Neighbourhood: South Osborne
Address: 725 Osborne St
Winnipeg’s avid restaurant fans know that the welcoming dining nook at 725 Osborne St has changed hands several times over the last few years. Yet—appropriately for a name meaning ‘clean slate’—Tabula Rasa bares no hint of its former tenants. Upon entering, exposed brick walls, colourful patterned wallpaper and pictures of matadors prepare palates for the Mediterranean tastes coming out of the kitchen. But it’s the air plants peeking out of crevices and hand-crafted plush mushrooms in vases at the front door that reveal a signature quirky humour and attention to detail: this is the latest venture of chef Michael Schafer and his Sous Sol team.
Armed with a seasoned group of hospitality pros, including chef Kurt Kolbe from Sous Sol, Schafer opened with little ado about the panny. An easy going, polished warm welcome seems a far cry from the staffing scramble felt in the restaurant industry today. The engaging service remains attentive and poised throughout a barrage of menu questions.

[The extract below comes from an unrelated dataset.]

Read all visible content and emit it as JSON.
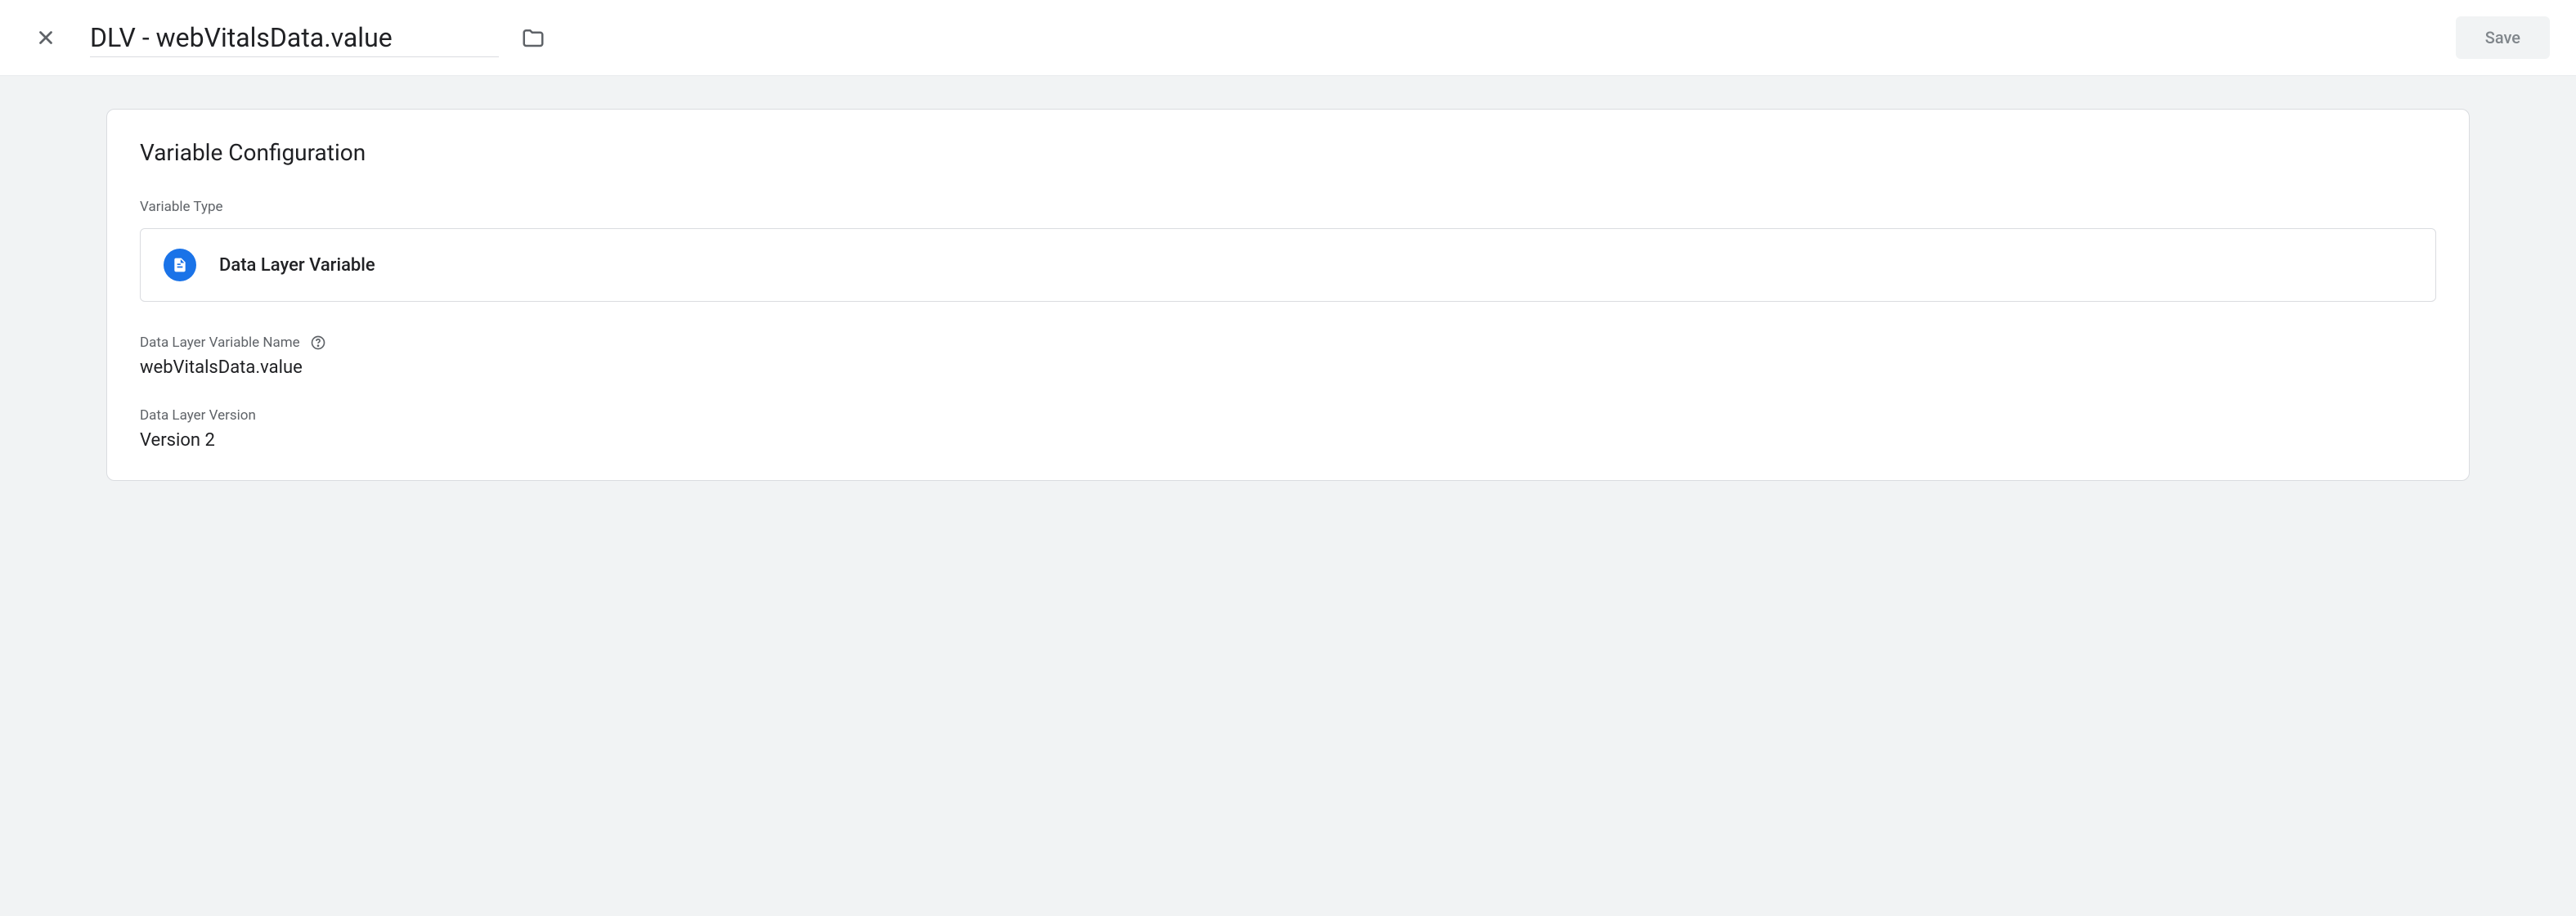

The menu flexes attention to every small detail too. Chef Kurt’s honed talent for well edited dishes is now applied to his new portfolio of Spanish inspirations, with preparations and accompaniments selected to draw out new surprising flavours.
Pickerel cheek escabeche, a medley of sweet little cheeks bathing in a stewy mix of fine chopped onion, tomato, capers and olives, playfully contrasts the natural sweetness of fish with briny piperade. Slices of yellow fin tuna are fanned over ajo blanco, sharing the plate with chickpeas, potato crisps, beets and pickled grapes. Both dishes nod to Spain while drawing from Manitoba’s ingredients.
Richly flavoured sauces, always a sign of know-how in the kitchen, anchor much of the menu. Wild boar and beef albondigas (Spanish meatballs) sit on a perfectly balanced tomato sauce, under a shower of pistachios and shaved manchego. A red pepper romesco offers the smoky, slow burn of ancho chile heat to its plate-mate, a single perfectly charred octopus tentacle sprinkled with chorizo.
Veggie-centric dishes offer diners the chance to explore new flavours and textures. Sunchoke stars in a trio that highlights it three ways. Za’atar flavours the roasted chokes, set on a bed of mashed root and topped with pickled slices tickled with saffron.
It’s easy to fill up on the steady stream of nibbles coming out of the kitchen, but dessert is worth loosening the belt for. Lemon coffee cake is amped up with a dollop of luxurious dulce de leche and hazelnut ice cream.